# TASK INPUT:
= Beginning of Section =

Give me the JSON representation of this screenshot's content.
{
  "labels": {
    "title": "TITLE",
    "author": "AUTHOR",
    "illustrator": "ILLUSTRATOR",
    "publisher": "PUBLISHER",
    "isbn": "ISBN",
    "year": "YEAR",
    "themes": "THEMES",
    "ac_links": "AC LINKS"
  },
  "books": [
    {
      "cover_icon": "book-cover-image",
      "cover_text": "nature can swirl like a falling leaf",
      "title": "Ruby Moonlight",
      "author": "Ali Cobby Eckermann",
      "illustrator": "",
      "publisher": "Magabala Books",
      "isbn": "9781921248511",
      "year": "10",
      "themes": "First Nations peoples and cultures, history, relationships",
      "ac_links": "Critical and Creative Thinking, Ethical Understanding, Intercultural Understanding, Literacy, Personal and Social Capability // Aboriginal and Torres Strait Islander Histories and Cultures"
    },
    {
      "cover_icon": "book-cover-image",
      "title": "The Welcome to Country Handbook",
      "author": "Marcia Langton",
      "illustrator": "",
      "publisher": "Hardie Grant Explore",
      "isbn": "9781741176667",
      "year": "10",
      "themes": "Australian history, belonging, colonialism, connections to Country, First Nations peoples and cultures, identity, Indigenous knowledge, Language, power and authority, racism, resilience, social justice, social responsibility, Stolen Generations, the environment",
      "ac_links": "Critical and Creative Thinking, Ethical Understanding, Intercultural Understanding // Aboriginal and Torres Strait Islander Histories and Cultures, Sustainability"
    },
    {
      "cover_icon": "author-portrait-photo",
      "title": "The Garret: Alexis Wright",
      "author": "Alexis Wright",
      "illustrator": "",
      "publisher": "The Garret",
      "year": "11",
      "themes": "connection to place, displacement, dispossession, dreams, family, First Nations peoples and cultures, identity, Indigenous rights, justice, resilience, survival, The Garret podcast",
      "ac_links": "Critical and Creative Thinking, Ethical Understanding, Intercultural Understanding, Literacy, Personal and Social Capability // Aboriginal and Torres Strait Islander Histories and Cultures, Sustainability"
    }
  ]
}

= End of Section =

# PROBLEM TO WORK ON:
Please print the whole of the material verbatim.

# RESPONSE BELOW:
Give me the JSON representation of this screenshot's content.
{
  "labels": {
    "title": "TITLE",
    "author": "AUTHOR",
    "illustrator": "ILLUSTRATOR",
    "publisher": "PUBLISHER",
    "isbn": "ISBN",
    "year": "YEAR",
    "themes": "THEMES",
    "ac_links": "AC LINKS"
  },
  "books": [
    {
      "cover_icon": "book-cover-image",
      "cover_text": "nature can swirl like a falling leaf",
      "title": "Ruby Moonlight",
      "author": "Ali Cobby Eckermann",
      "illustrator": "",
      "publisher": "Magabala Books",
      "isbn": "9781921248511",
      "year": "10",
      "themes": "First Nations peoples and cultures, history, relationships",
      "ac_links": "Critical and Creative Thinking, Ethical Understanding, Intercultural Understanding, Literacy, Personal and Social Capability // Aboriginal and Torres Strait Islander Histories and Cultures"
    },
    {
      "cover_icon": "book-cover-image",
      "title": "The Welcome to Country Handbook",
      "author": "Marcia Langton",
      "illustrator": "",
      "publisher": "Hardie Grant Explore",
      "isbn": "9781741176667",
      "year": "10",
      "themes": "Australian history, belonging, colonialism, connections to Country, First Nations peoples and cultures, identity, Indigenous knowledge, Language, power and authority, racism, resilience, social justice, social responsibility, Stolen Generations, the environment",
      "ac_links": "Critical and Creative Thinking, Ethical Understanding, Intercultural Understanding // Aboriginal and Torres Strait Islander Histories and Cultures, Sustainability"
    },
    {
      "cover_icon": "author-portrait-photo",
      "title": "The Garret: Alexis Wright",
      "author": "Alexis Wright",
      "illustrator": "",
      "publisher": "The Garret",
      "year": "11",
      "themes": "connection to place, displacement, dispossession, dreams, family, First Nations peoples and cultures, identity, Indigenous rights, justice, resilience, survival, The Garret podcast",
      "ac_links": "Critical and Creative Thinking, Ethical Understanding, Intercultural Understanding, Literacy, Personal and Social Capability // Aboriginal and Torres Strait Islander Histories and Cultures, Sustainability"
    }
  ]
}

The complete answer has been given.